= Activity =
Please indicate the number of lines in the listing below that include the string "link"; add nothing else.
------
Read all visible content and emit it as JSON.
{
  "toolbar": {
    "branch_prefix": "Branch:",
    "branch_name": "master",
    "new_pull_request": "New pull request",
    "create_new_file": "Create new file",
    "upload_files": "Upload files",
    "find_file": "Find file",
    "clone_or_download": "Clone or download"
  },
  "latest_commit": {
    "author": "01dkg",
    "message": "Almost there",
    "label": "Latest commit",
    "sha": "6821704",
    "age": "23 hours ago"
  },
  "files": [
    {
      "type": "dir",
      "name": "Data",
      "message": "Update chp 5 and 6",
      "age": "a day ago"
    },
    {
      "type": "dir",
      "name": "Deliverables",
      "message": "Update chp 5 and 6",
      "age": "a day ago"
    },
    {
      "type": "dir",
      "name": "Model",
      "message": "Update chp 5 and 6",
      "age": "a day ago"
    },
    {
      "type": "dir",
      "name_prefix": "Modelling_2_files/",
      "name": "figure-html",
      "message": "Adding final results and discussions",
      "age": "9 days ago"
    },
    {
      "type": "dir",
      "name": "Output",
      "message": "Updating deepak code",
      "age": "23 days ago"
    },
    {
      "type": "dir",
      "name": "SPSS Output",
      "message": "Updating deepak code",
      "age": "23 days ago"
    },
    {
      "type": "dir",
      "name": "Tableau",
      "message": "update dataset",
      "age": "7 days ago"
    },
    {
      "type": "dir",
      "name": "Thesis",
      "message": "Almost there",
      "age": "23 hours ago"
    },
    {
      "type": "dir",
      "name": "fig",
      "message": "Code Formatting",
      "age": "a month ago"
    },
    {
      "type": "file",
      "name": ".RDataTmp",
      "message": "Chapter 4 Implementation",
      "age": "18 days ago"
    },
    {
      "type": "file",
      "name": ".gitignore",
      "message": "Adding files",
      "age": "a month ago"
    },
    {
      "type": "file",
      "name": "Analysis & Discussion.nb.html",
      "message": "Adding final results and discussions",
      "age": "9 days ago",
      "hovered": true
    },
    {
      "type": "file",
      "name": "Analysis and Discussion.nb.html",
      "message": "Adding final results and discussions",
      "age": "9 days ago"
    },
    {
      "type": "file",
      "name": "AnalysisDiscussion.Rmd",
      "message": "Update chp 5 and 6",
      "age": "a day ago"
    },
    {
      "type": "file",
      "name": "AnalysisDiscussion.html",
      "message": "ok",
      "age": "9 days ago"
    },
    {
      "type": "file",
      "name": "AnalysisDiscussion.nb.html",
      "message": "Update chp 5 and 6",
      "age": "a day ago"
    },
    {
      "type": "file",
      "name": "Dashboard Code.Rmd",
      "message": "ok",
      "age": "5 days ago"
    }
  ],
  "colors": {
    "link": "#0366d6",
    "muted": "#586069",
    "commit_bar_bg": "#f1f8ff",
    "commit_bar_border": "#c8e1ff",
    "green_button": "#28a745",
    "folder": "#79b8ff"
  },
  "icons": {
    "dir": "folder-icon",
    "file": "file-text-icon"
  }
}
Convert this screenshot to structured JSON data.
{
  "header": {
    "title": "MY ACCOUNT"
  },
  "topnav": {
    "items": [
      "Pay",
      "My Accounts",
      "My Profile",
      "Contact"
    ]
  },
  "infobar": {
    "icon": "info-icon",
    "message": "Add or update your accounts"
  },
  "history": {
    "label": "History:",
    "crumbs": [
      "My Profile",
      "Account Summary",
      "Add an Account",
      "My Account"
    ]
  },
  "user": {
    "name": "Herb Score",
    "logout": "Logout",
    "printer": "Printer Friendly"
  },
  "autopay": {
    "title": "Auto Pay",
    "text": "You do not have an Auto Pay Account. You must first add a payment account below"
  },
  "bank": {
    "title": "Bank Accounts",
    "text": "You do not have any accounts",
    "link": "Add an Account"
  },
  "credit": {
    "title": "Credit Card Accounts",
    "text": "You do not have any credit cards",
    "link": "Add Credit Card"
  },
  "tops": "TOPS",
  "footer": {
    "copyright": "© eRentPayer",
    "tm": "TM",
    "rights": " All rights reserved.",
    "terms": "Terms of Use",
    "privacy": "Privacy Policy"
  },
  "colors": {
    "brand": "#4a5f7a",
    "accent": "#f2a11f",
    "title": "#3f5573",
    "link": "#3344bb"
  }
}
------
= Reply to the task =
4